  51. Tanida T., E. Ueta, A. Tobiume, T. Hamada, F. Rao en T. Osaki. Influence of aging on candidal growth and adhesion regulatory agents in saliva. J. Oral Pathol. Med. 30, (2001)328–335.PubMedCrossRefGoogle Scholar
  52. Thomsen W.M., A.J. Spencer, G.D. Slade en J.M. Chalmers. Is medication a risk factor for dental caries among older people. Commun. Dent. Oral Epidemiol. 30, (2002)224–232.CrossRefGoogle Scholar
  53. Turner M.D. en J.A. Ship. Dry mouth and its effects on the oral health of elderly people. J. Am. Dental Assoc. 138, (2007)15S–20S.CrossRefGoogle Scholar
  54. Tylenda C.A., J.A. Ship, P.C. Fox en B.J. Baum. Evaluation of submandibular salivary flow rate in different age groups. J. Dent. Res. 67, (1988)1225–1228.PubMedCrossRefGoogle Scholar
  55. Vered M., A. Buchner, P. Boldon en D. Dayan. Agerelated histomorphometric changes in labial salivary glands with special reference to the acinar component. Exptl. Gerontol. 35, (2000)1075–1084.CrossRefGoogle Scholar
  56. Vissink A., F.K.L. Spijkervet en A. van Nieuw Amerongen. Ageing and saliva. Spec. Care Dent. 16, (1996)95–103.CrossRefGoogle Scholar
  57. Vissink A., F.K.L. Spijkervet en A. van Nieuw Amerongen. Veranderingen in secretie en samenstelling van speeksel met het ouder worden. Ned. Tijdschr. Tandheelkd. 104, (1997)186–189.PubMedGoogle Scholar
  58. Wu A.J., J.C. Atkinson, P.C. Fox, B.J. Baum en J.A. Ship.

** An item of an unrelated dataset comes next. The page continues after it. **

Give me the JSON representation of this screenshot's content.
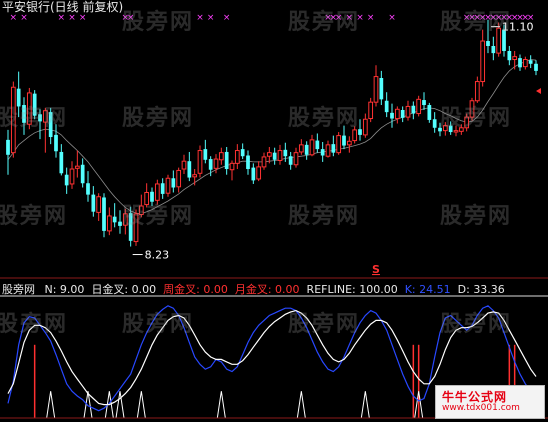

Cross-sectional and longitudinal analysis of stimulated parotid salivary constituents in healthy, different-aged subjects. J. Gerontol.: Med.Sci. 48, (1993)M219–M224.CrossRefGoogle Scholar
  59. Wu A.J., B.J. Baum en J.A. Ship. Extended stimulated parotid and submandibular secretion in a healthy young and old population. J. Geront. Med. Sci. 50A, (1995)M45–M48.CrossRefGoogle Scholar
  60. Yeh C.K., D.A. Johnson en M.W.J. Dodds. Impact of aging on human salivary gland function: A community-based study. Aging Clin. Exptl. Res. 10, (1998)421–428.CrossRefGoogle Scholar
  61. Yoshihara A., T. Hirotomi, N. Takano, T. Kondo en N. Hanada. Serum markers of chronic dehydration are associated with saliva spinability. J. Oral Rehabil. 34, (2007)733–738.PubMedCrossRefGoogle Scholar
  62. Zussman E., A.L. Yarin en R.M. Nagler. Age- and flow-dependency of salivary viscoelasticity. J. Dent. Res. 86, (2007)281–285.PubMedCrossRefGoogle Scholar

Copyright information

© Bohn Stafleu van Loghum, onderdeel van Springer Uitgeverij 2008

Authors and Affiliations

  1. 1.Sectie Orale BiochemieAcademisch Centrum Tandheelkunde Amsterdam (ACTA), Vrije Universiteit en Universiteit van AmsterdamAmsterdam

Personalised recommendations